THE TASK
Skip the images and repeat every entry word for word.

DATA SHOWN
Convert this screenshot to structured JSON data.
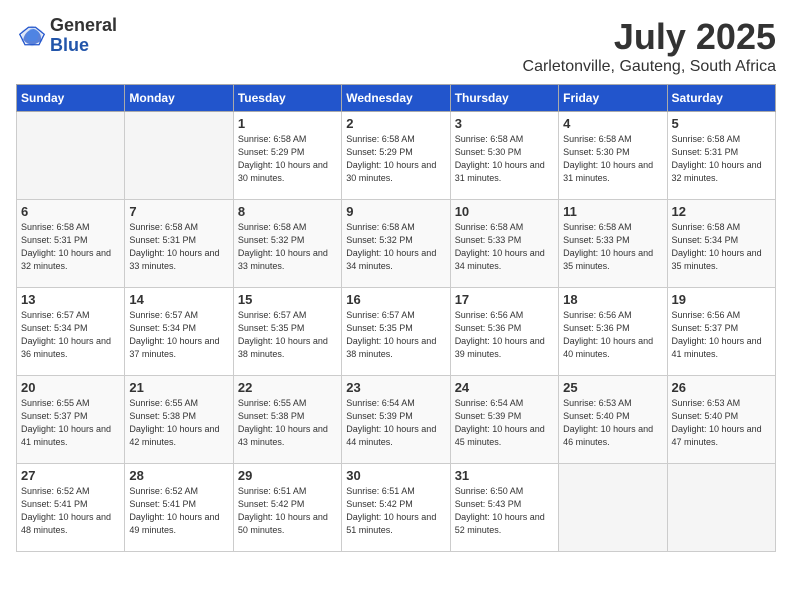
{
  "logo": {
    "general": "General",
    "blue": "Blue"
  },
  "title": "July 2025",
  "subtitle": "Carletonville, Gauteng, South Africa",
  "days_of_week": [
    "Sunday",
    "Monday",
    "Tuesday",
    "Wednesday",
    "Thursday",
    "Friday",
    "Saturday"
  ],
  "weeks": [
    [
      {
        "day": "",
        "info": ""
      },
      {
        "day": "",
        "info": ""
      },
      {
        "day": "1",
        "info": "Sunrise: 6:58 AM\nSunset: 5:29 PM\nDaylight: 10 hours and 30 minutes."
      },
      {
        "day": "2",
        "info": "Sunrise: 6:58 AM\nSunset: 5:29 PM\nDaylight: 10 hours and 30 minutes."
      },
      {
        "day": "3",
        "info": "Sunrise: 6:58 AM\nSunset: 5:30 PM\nDaylight: 10 hours and 31 minutes."
      },
      {
        "day": "4",
        "info": "Sunrise: 6:58 AM\nSunset: 5:30 PM\nDaylight: 10 hours and 31 minutes."
      },
      {
        "day": "5",
        "info": "Sunrise: 6:58 AM\nSunset: 5:31 PM\nDaylight: 10 hours and 32 minutes."
      }
    ],
    [
      {
        "day": "6",
        "info": "Sunrise: 6:58 AM\nSunset: 5:31 PM\nDaylight: 10 hours and 32 minutes."
      },
      {
        "day": "7",
        "info": "Sunrise: 6:58 AM\nSunset: 5:31 PM\nDaylight: 10 hours and 33 minutes."
      },
      {
        "day": "8",
        "info": "Sunrise: 6:58 AM\nSunset: 5:32 PM\nDaylight: 10 hours and 33 minutes."
      },
      {
        "day": "9",
        "info": "Sunrise: 6:58 AM\nSunset: 5:32 PM\nDaylight: 10 hours and 34 minutes."
      },
      {
        "day": "10",
        "info": "Sunrise: 6:58 AM\nSunset: 5:33 PM\nDaylight: 10 hours and 34 minutes."
      },
      {
        "day": "11",
        "info": "Sunrise: 6:58 AM\nSunset: 5:33 PM\nDaylight: 10 hours and 35 minutes."
      },
      {
        "day": "12",
        "info": "Sunrise: 6:58 AM\nSunset: 5:34 PM\nDaylight: 10 hours and 35 minutes."
      }
    ],
    [
      {
        "day": "13",
        "info": "Sunrise: 6:57 AM\nSunset: 5:34 PM\nDaylight: 10 hours and 36 minutes."
      },
      {
        "day": "14",
        "info": "Sunrise: 6:57 AM\nSunset: 5:34 PM\nDaylight: 10 hours and 37 minutes."
      },
      {
        "day": "15",
        "info": "Sunrise: 6:57 AM\nSunset: 5:35 PM\nDaylight: 10 hours and 38 minutes."
      },
      {
        "day": "16",
        "info": "Sunrise: 6:57 AM\nSunset: 5:35 PM\nDaylight: 10 hours and 38 minutes."
      },
      {
        "day": "17",
        "info": "Sunrise: 6:56 AM\nSunset: 5:36 PM\nDaylight: 10 hours and 39 minutes."
      },
      {
        "day": "18",
        "info": "Sunrise: 6:56 AM\nSunset: 5:36 PM\nDaylight: 10 hours and 40 minutes."
      },
      {
        "day": "19",
        "info": "Sunrise: 6:56 AM\nSunset: 5:37 PM\nDaylight: 10 hours and 41 minutes."
      }
    ],
    [
      {
        "day": "20",
        "info": "Sunrise: 6:55 AM\nSunset: 5:37 PM\nDaylight: 10 hours and 41 minutes."
      },
      {
        "day": "21",
        "info": "Sunrise: 6:55 AM\nSunset: 5:38 PM\nDaylight: 10 hours and 42 minutes."
      },
      {
        "day": "22",
        "info": "Sunrise: 6:55 AM\nSunset: 5:38 PM\nDaylight: 10 hours and 43 minutes."
      },
      {
        "day": "23",
        "info": "Sunrise: 6:54 AM\nSunset: 5:39 PM\nDaylight: 10 hours and 44 minutes."
      },
      {
        "day": "24",
        "info": "Sunrise: 6:54 AM\nSunset: 5:39 PM\nDaylight: 10 hours and 45 minutes."
      },
      {
        "day": "25",
        "info": "Sunrise: 6:53 AM\nSunset: 5:40 PM\nDaylight: 10 hours and 46 minutes."
      },
      {
        "day": "26",
        "info": "Sunrise: 6:53 AM\nSunset: 5:40 PM\nDaylight: 10 hours and 47 minutes."
      }
    ],
    [
      {
        "day": "27",
        "info": "Sunrise: 6:52 AM\nSunset: 5:41 PM\nDaylight: 10 hours and 48 minutes."
      },
      {
        "day": "28",
        "info": "Sunrise: 6:52 AM\nSunset: 5:41 PM\nDaylight: 10 hours and 49 minutes."
      },
      {
        "day": "29",
        "info": "Sunrise: 6:51 AM\nSunset: 5:42 PM\nDaylight: 10 hours and 50 minutes."
      },
      {
        "day": "30",
        "info": "Sunrise: 6:51 AM\nSunset: 5:42 PM\nDaylight: 10 hours and 51 minutes."
      },
      {
        "day": "31",
        "info": "Sunrise: 6:50 AM\nSunset: 5:43 PM\nDaylight: 10 hours and 52 minutes."
      },
      {
        "day": "",
        "info": ""
      },
      {
        "day": "",
        "info": ""
      }
    ]
  ]
}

RESULT FOR THIS EXERCISE
Convert this screenshot to structured JSON data.
{
  "logo": {
    "general": "General",
    "blue": "Blue"
  },
  "title": "July 2025",
  "subtitle": "Carletonville, Gauteng, South Africa",
  "days_of_week": [
    "Sunday",
    "Monday",
    "Tuesday",
    "Wednesday",
    "Thursday",
    "Friday",
    "Saturday"
  ],
  "weeks": [
    [
      {
        "day": "",
        "info": ""
      },
      {
        "day": "",
        "info": ""
      },
      {
        "day": "1",
        "info": "Sunrise: 6:58 AM\nSunset: 5:29 PM\nDaylight: 10 hours and 30 minutes."
      },
      {
        "day": "2",
        "info": "Sunrise: 6:58 AM\nSunset: 5:29 PM\nDaylight: 10 hours and 30 minutes."
      },
      {
        "day": "3",
        "info": "Sunrise: 6:58 AM\nSunset: 5:30 PM\nDaylight: 10 hours and 31 minutes."
      },
      {
        "day": "4",
        "info": "Sunrise: 6:58 AM\nSunset: 5:30 PM\nDaylight: 10 hours and 31 minutes."
      },
      {
        "day": "5",
        "info": "Sunrise: 6:58 AM\nSunset: 5:31 PM\nDaylight: 10 hours and 32 minutes."
      }
    ],
    [
      {
        "day": "6",
        "info": "Sunrise: 6:58 AM\nSunset: 5:31 PM\nDaylight: 10 hours and 32 minutes."
      },
      {
        "day": "7",
        "info": "Sunrise: 6:58 AM\nSunset: 5:31 PM\nDaylight: 10 hours and 33 minutes."
      },
      {
        "day": "8",
        "info": "Sunrise: 6:58 AM\nSunset: 5:32 PM\nDaylight: 10 hours and 33 minutes."
      },
      {
        "day": "9",
        "info": "Sunrise: 6:58 AM\nSunset: 5:32 PM\nDaylight: 10 hours and 34 minutes."
      },
      {
        "day": "10",
        "info": "Sunrise: 6:58 AM\nSunset: 5:33 PM\nDaylight: 10 hours and 34 minutes."
      },
      {
        "day": "11",
        "info": "Sunrise: 6:58 AM\nSunset: 5:33 PM\nDaylight: 10 hours and 35 minutes."
      },
      {
        "day": "12",
        "info": "Sunrise: 6:58 AM\nSunset: 5:34 PM\nDaylight: 10 hours and 35 minutes."
      }
    ],
    [
      {
        "day": "13",
        "info": "Sunrise: 6:57 AM\nSunset: 5:34 PM\nDaylight: 10 hours and 36 minutes."
      },
      {
        "day": "14",
        "info": "Sunrise: 6:57 AM\nSunset: 5:34 PM\nDaylight: 10 hours and 37 minutes."
      },
      {
        "day": "15",
        "info": "Sunrise: 6:57 AM\nSunset: 5:35 PM\nDaylight: 10 hours and 38 minutes."
      },
      {
        "day": "16",
        "info": "Sunrise: 6:57 AM\nSunset: 5:35 PM\nDaylight: 10 hours and 38 minutes."
      },
      {
        "day": "17",
        "info": "Sunrise: 6:56 AM\nSunset: 5:36 PM\nDaylight: 10 hours and 39 minutes."
      },
      {
        "day": "18",
        "info": "Sunrise: 6:56 AM\nSunset: 5:36 PM\nDaylight: 10 hours and 40 minutes."
      },
      {
        "day": "19",
        "info": "Sunrise: 6:56 AM\nSunset: 5:37 PM\nDaylight: 10 hours and 41 minutes."
      }
    ],
    [
      {
        "day": "20",
        "info": "Sunrise: 6:55 AM\nSunset: 5:37 PM\nDaylight: 10 hours and 41 minutes."
      },
      {
        "day": "21",
        "info": "Sunrise: 6:55 AM\nSunset: 5:38 PM\nDaylight: 10 hours and 42 minutes."
      },
      {
        "day": "22",
        "info": "Sunrise: 6:55 AM\nSunset: 5:38 PM\nDaylight: 10 hours and 43 minutes."
      },
      {
        "day": "23",
        "info": "Sunrise: 6:54 AM\nSunset: 5:39 PM\nDaylight: 10 hours and 44 minutes."
      },
      {
        "day": "24",
        "info": "Sunrise: 6:54 AM\nSunset: 5:39 PM\nDaylight: 10 hours and 45 minutes."
      },
      {
        "day": "25",
        "info": "Sunrise: 6:53 AM\nSunset: 5:40 PM\nDaylight: 10 hours and 46 minutes."
      },
      {
        "day": "26",
        "info": "Sunrise: 6:53 AM\nSunset: 5:40 PM\nDaylight: 10 hours and 47 minutes."
      }
    ],
    [
      {
        "day": "27",
        "info": "Sunrise: 6:52 AM\nSunset: 5:41 PM\nDaylight: 10 hours and 48 minutes."
      },
      {
        "day": "28",
        "info": "Sunrise: 6:52 AM\nSunset: 5:41 PM\nDaylight: 10 hours and 49 minutes."
      },
      {
        "day": "29",
        "info": "Sunrise: 6:51 AM\nSunset: 5:42 PM\nDaylight: 10 hours and 50 minutes."
      },
      {
        "day": "30",
        "info": "Sunrise: 6:51 AM\nSunset: 5:42 PM\nDaylight: 10 hours and 51 minutes."
      },
      {
        "day": "31",
        "info": "Sunrise: 6:50 AM\nSunset: 5:43 PM\nDaylight: 10 hours and 52 minutes."
      },
      {
        "day": "",
        "info": ""
      },
      {
        "day": "",
        "info": ""
      }
    ]
  ]
}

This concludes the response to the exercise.